help ft_definetrial

Let us assume for now that we have no clue about the triggers in the data. We will thus now utilize a more-or-less hidden functionality to retrieve this information.

cfg = [];
cfg.dataset = 'motor_cortex.oxy3';
cfg.trialdef.eventtype = '?';

The question mark indicates that we are not sure about the event triggers, and the function ft_trialfun_general will thus output all events that are found in the dataset. Now, we can call ft_definetrial


In the command window, you will see that 24 events were found, and two types of events were used, namely event ‘A’ and event ‘B’. In case you recorded your files with the Artinis Oxymon system, and you did not add events during the measurement, you can include them here, see FAQ.

Furthermore, note that we do not define the output variable ‘cfg’ now, as we are not interested in the output. The variable ‘cfg’ will thus stay unchanged. We want to have a look at epochs/trials starting 10 second pre-stimulus (before event ‘A’) and ending 35 seconds after ‘A’ (post-stimulus). So we can now define our trials and subsequently use this to call ft_preprocessing:

cfg.trialdef.eventtype  = 'event';
cfg.trialdef.eventvalue = 'A';
cfg.trialdef.prestim    = 10;
cfg.trialdef.poststim   = 35;
cfg = ft_definetrial(cfg);

cfg.channel = {'Rx4b-Tx5 [860nm]', 'Rx4b-Tx5 [764nm]'};
data_epoch = ft_redefinetrial(cfg, data_filtered);

We have now selected one pair of channels and cut the data in 12 trials. Check them out using the databrowser, but let us use some settings to make the plots look neater and also visualize the artifacts that we identified earlier:

cfg = [];
cfg.ylim = [-1 1];
cfg.viewmode = 'vertical';
cfg.artfctdef.zvalue.artifact = artifact;
ft_databrowser(cfg, data_epoch);

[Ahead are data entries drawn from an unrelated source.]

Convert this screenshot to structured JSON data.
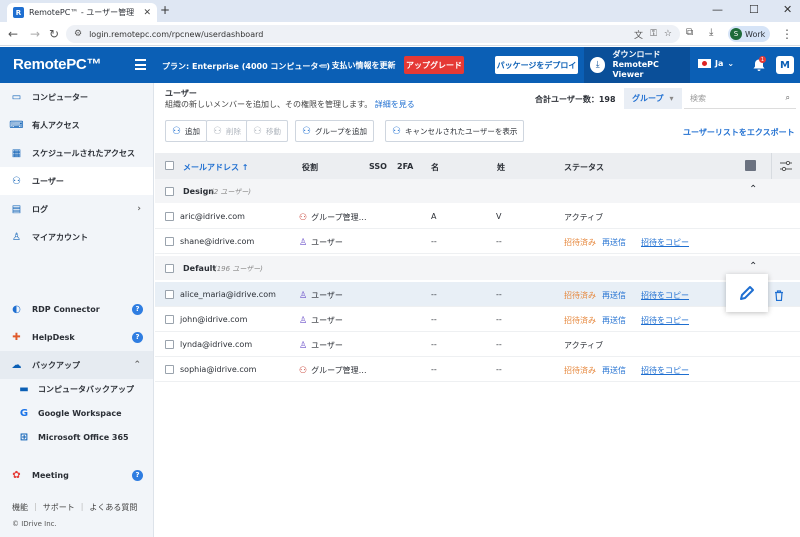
{
  "browser": {
    "tab_title": "RemotePC™ - ユーザー管理",
    "tab_favicon": "R",
    "url": "login.remotepc.com/rpcnew/userdashboard",
    "profile_initial": "S",
    "profile_label": "Work"
  },
  "header": {
    "logo": "RemotePC™",
    "plan": "プラン: Enterprise (4000 コンピューター)",
    "billing": "支払い情報を更新",
    "upgrade": "アップグレード",
    "deploy": "パッケージをデプロイ",
    "viewer_line1": "ダウンロード",
    "viewer_line2": "RemotePC Viewer",
    "language": "Ja",
    "notification_count": "1",
    "avatar": "M"
  },
  "sidebar": {
    "items": [
      {
        "label": "コンピューター",
        "icon": "monitor-icon"
      },
      {
        "label": "有人アクセス",
        "icon": "keyboard-icon"
      },
      {
        "label": "スケジュールされたアクセス",
        "icon": "calendar-icon"
      },
      {
        "label": "ユーザー",
        "icon": "users-icon"
      },
      {
        "label": "ログ",
        "icon": "log-icon"
      },
      {
        "label": "マイアカウント",
        "icon": "account-icon"
      }
    ],
    "services": [
      {
        "label": "RDP Connector"
      },
      {
        "label": "HelpDesk"
      },
      {
        "label": "バックアップ"
      }
    ],
    "backup_sub": [
      {
        "label": "コンピュータバックアップ"
      },
      {
        "label": "Google Workspace"
      },
      {
        "label": "Microsoft Office 365"
      }
    ],
    "meeting": "Meeting",
    "footer": [
      "機能",
      "サポート",
      "よくある質問"
    ],
    "copyright": "© IDrive Inc."
  },
  "page": {
    "breadcrumb": "ユーザー",
    "description": "組織の新しいメンバーを追加し、その権限を管理します。",
    "details_link": "詳細を見る",
    "total_users": "合計ユーザー数：198",
    "group_select": "グループ",
    "search_placeholder": "検索",
    "export_link": "ユーザーリストをエクスポート"
  },
  "toolbar": {
    "add": "追加",
    "delete": "削除",
    "move": "移動",
    "add_group": "グループを追加",
    "show_canceled": "キャンセルされたユーザーを表示"
  },
  "table": {
    "headers": {
      "email": "メールアドレス ↑",
      "role": "役割",
      "sso": "SSO",
      "twofa": "2FA",
      "first": "名",
      "last": "姓",
      "status": "ステータス"
    },
    "groups": [
      {
        "name": "Design",
        "count": "(2 ユーザー)",
        "rows": [
          {
            "email": "aric@idrive.com",
            "role": "グループ管理…",
            "admin": true,
            "first": "A",
            "last": "V",
            "status": "アクティブ",
            "resend": "",
            "copy": ""
          },
          {
            "email": "shane@idrive.com",
            "role": "ユーザー",
            "admin": false,
            "first": "--",
            "last": "--",
            "status": "招待済み",
            "resend": "再送信",
            "copy": "招待をコピー"
          }
        ]
      },
      {
        "name": "Default",
        "count": "(196 ユーザー)",
        "rows": [
          {
            "email": "alice_maria@idrive.com",
            "role": "ユーザー",
            "admin": false,
            "first": "--",
            "last": "--",
            "status": "招待済み",
            "resend": "再送信",
            "copy": "招待をコピー"
          },
          {
            "email": "john@idrive.com",
            "role": "ユーザー",
            "admin": false,
            "first": "--",
            "last": "--",
            "status": "招待済み",
            "resend": "再送信",
            "copy": "招待をコピー"
          },
          {
            "email": "lynda@idrive.com",
            "role": "ユーザー",
            "admin": false,
            "first": "--",
            "last": "--",
            "status": "アクティブ",
            "resend": "",
            "copy": ""
          },
          {
            "email": "sophia@idrive.com",
            "role": "グループ管理…",
            "admin": true,
            "first": "--",
            "last": "--",
            "status": "招待済み",
            "resend": "再送信",
            "copy": "招待をコピー"
          }
        ]
      }
    ]
  },
  "colors": {
    "brand": "#0b5fb5",
    "upgrade": "#e53935",
    "invited": "#e6863a",
    "link": "#1f6fd1"
  }
}
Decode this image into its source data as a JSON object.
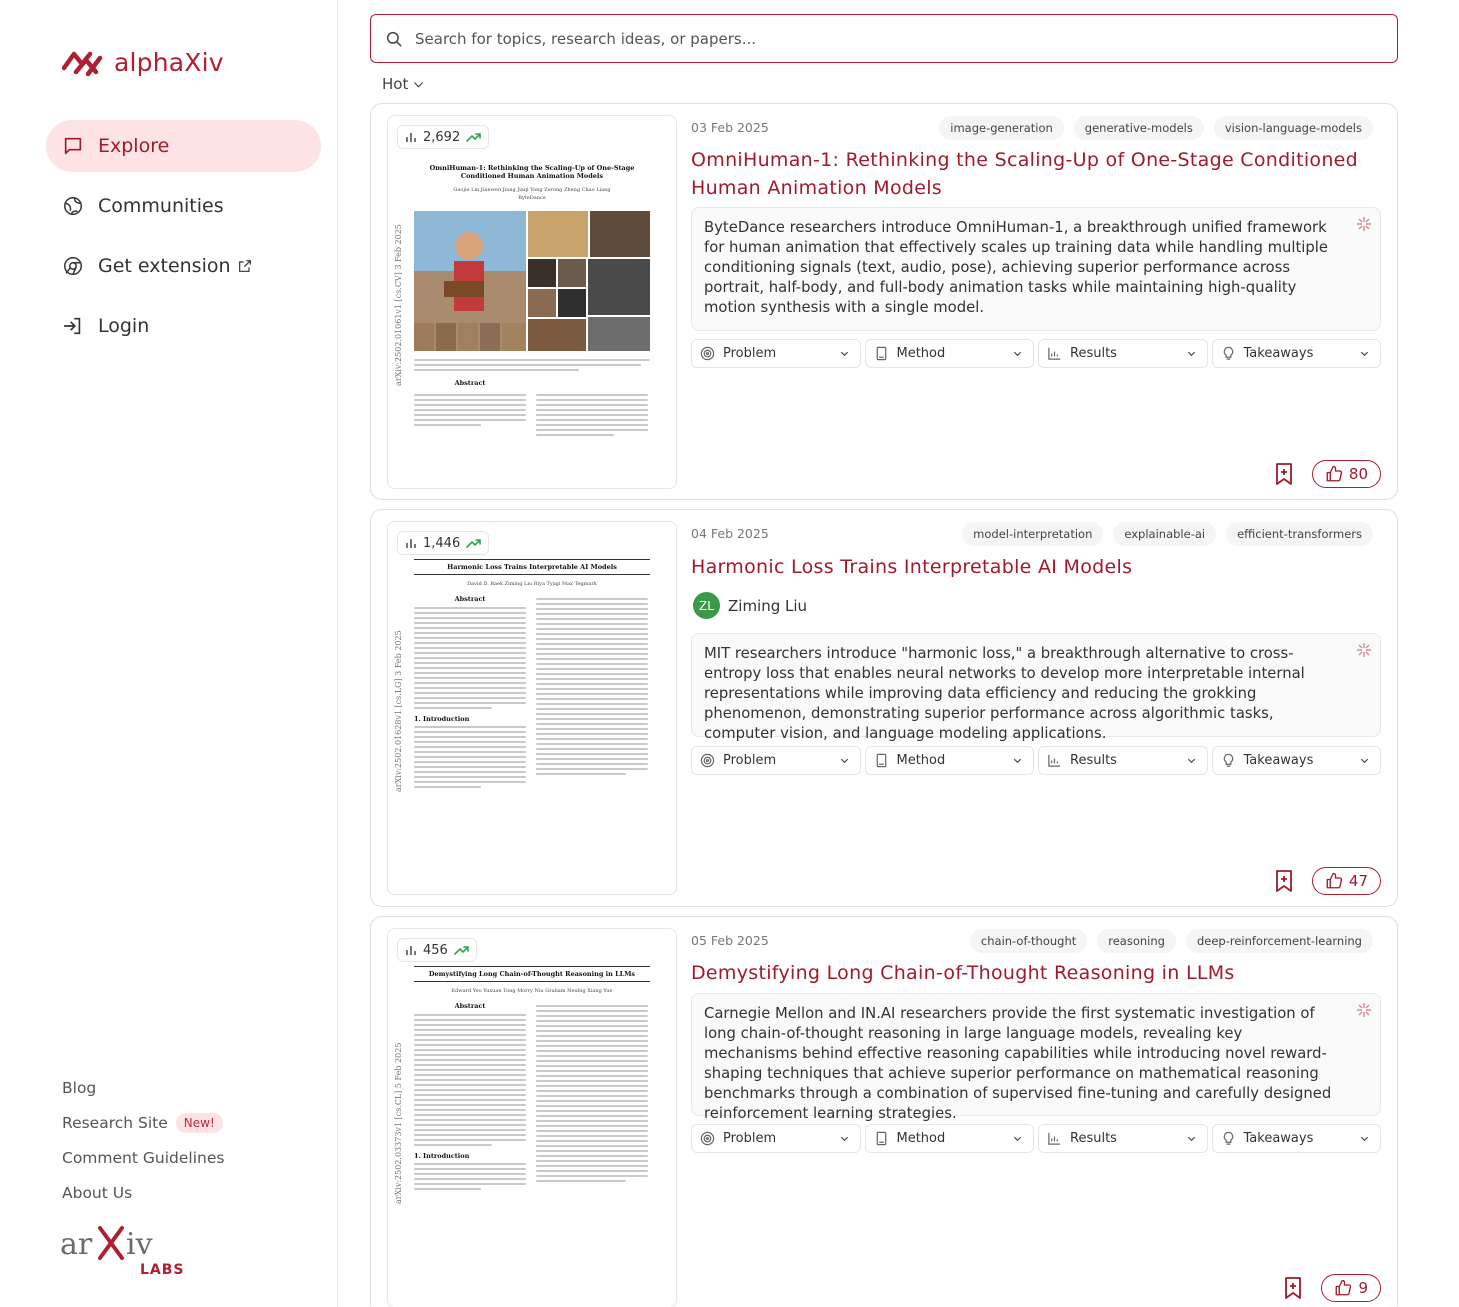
{
  "app": {
    "name": "alphaXiv"
  },
  "nav": [
    {
      "label": "Explore",
      "icon": "chat-icon"
    },
    {
      "label": "Communities",
      "icon": "globe-icon"
    },
    {
      "label": "Get extension",
      "icon": "chrome-icon"
    },
    {
      "label": "Login",
      "icon": "login-icon"
    }
  ],
  "footer": {
    "blog": "Blog",
    "research_site": "Research Site",
    "new_badge": "New!",
    "comment_guidelines": "Comment Guidelines",
    "about": "About Us",
    "labs": "LABS"
  },
  "search": {
    "placeholder": "Search for topics, research ideas, or papers..."
  },
  "sort": {
    "label": "Hot"
  },
  "colors": {
    "accent": "#a11a2c",
    "accent_soft": "#fde3e3",
    "avatar_green": "#3a9a48",
    "trend_green": "#2ea44f"
  },
  "papers": [
    {
      "views": "2,692",
      "date": "03 Feb 2025",
      "tags": [
        "image-generation",
        "generative-models",
        "vision-language-models"
      ],
      "title": "OmniHuman-1: Rethinking the Scaling-Up of One-Stage Conditioned Human Animation Models",
      "summary": "ByteDance researchers introduce OmniHuman-1, a breakthrough unified framework for human animation that effectively scales up training data while handling multiple conditioning signals (text, audio, pose), achieving superior performance across portrait, half-body, and full-body animation tasks while maintaining high-quality motion synthesis with a single model.",
      "likes": "80",
      "thumb_title": "OmniHuman-1: Rethinking the Scaling-Up of One-Stage Conditioned Human Animation Models",
      "thumb_authors": "Gaojie Lin  Jianwen Jiang  Jiaqi Yang  Zerong Zheng  Chao Liang",
      "thumb_org": "ByteDance",
      "thumb_id": "arXiv:2502.01061v1  [cs.CV]  3 Feb 2025",
      "thumb_section": "Abstract"
    },
    {
      "views": "1,446",
      "date": "04 Feb 2025",
      "tags": [
        "model-interpretation",
        "explainable-ai",
        "efficient-transformers"
      ],
      "title": "Harmonic Loss Trains Interpretable AI Models",
      "author_initials": "ZL",
      "author_name": "Ziming Liu",
      "summary": "MIT researchers introduce \"harmonic loss,\" a breakthrough alternative to cross-entropy loss that enables neural networks to develop more interpretable internal representations while improving data efficiency and reducing the grokking phenomenon, demonstrating superior performance across algorithmic tasks, computer vision, and language modeling applications.",
      "likes": "47",
      "thumb_title": "Harmonic Loss Trains Interpretable AI Models",
      "thumb_authors": "David D. Baek  Ziming Liu  Riya Tyagi  Max Tegmark",
      "thumb_id": "arXiv:2502.01628v1  [cs.LG]  3 Feb 2025",
      "thumb_section": "Abstract",
      "thumb_section2": "1. Introduction"
    },
    {
      "views": "456",
      "date": "05 Feb 2025",
      "tags": [
        "chain-of-thought",
        "reasoning",
        "deep-reinforcement-learning"
      ],
      "title": "Demystifying Long Chain-of-Thought Reasoning in LLMs",
      "summary": "Carnegie Mellon and IN.AI researchers provide the first systematic investigation of long chain-of-thought reasoning in large language models, revealing key mechanisms behind effective reasoning capabilities while introducing novel reward-shaping techniques that achieve superior performance on mathematical reasoning benchmarks through a combination of supervised fine-tuning and carefully designed reinforcement learning strategies.",
      "likes": "9",
      "thumb_title": "Demystifying Long Chain-of-Thought Reasoning in LLMs",
      "thumb_authors": "Edward Yeo  Yuxuan Tong  Morry Niu  Graham Neubig  Xiang Yue",
      "thumb_id": "arXiv:2502.03373v1  [cs.CL]  5 Feb 2025",
      "thumb_section": "Abstract",
      "thumb_section2": "1. Introduction"
    }
  ],
  "sections": {
    "problem": "Problem",
    "method": "Method",
    "results": "Results",
    "takeaways": "Takeaways"
  }
}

Figure 4: Databrowser showing the filtered data for one of the 12 trials.

The artifacts that we identified earlier are not so clearly visible any more due to the filtering. You can use similar code to look at the artifacts in the unfiltered data.

We can now remove the trials containing the artifacts that we determined earlier.

cfg = [];
cfg.artfctdef.zvalue.artifact = artifact;
cfg.artfctdef.reject = 'complete';
data_epoch = ft_rejectartifact(cfg, data_epoch);

So we pulled our data out of the measurement. The data looks crisps and clear.

Exercise 4

All signal values seem to be around the same values. Why could that be?

Exercise 5

You might want to perform an additional preprocessing step now. What steps do you consider useful? Check out the options in ft_preprocessing!


We proceed by computing the average over trials using ft_timelockanalysis. Subsequently, we can use FieldTrip plotting function to look at the data, or simply use the MATLAB plot function for visualization.

cfg = [];
data_timelock = ft_timelockanalysis(cfg, data_epoch);

The output is the data structure data_timelock with the following field

data_timelock =
   avg: [2x225 double]
   var: [2x225 double]
  time: [1x225 double]
   dof: [2x225 double]
 label: {2x1 cell}
dimord: 'chan_time'
  opto: [1x1 struct]
   cfg: [1x1 struct]

The most important field is data_timelock.avg, containing the average over all trials for each channel.

Below we plot the averaged O2Hb and HHb traces from A-10 seconds to A+35 seconds. IN line with fNIRS convention, O2Hb is coloured red and HHb is coloured blue.

time = data_timelock.time;
O2Hb = data_timelock.avg(1,:);
HHb  = data_timelock.avg(2,:);
plot(time,O2Hb,'r'); hold on;
legend('O2Hb','HHb'); ylabel('\DeltaHb (\muM)'); xlabel('time (s)');

Figure 5: Averaged O2Hb and HHb traces. This figure closely resembles the text-book fNIRS model of cortical activation, which results from an increase in oxygen demand from the tissue instigating an increase in O2Hb due to neuro-vascular coupling as depicted by Scholkmann et al. in figure 5 of their 2014 review article.

Summary and conclusion

We explained the preprocessing steps for a single channel in an fNIRS dataset using FieldTrip. If you would like to read further on how to preprocess an fNIRS dataset with multiple channels, you can continue with the fNIRS multi-channel tutorial. When you have more questions about the topic of any tutorial, do not forget to check the frequently asked questions and the example scripts.

See also the other documentation that relates to fNIRS: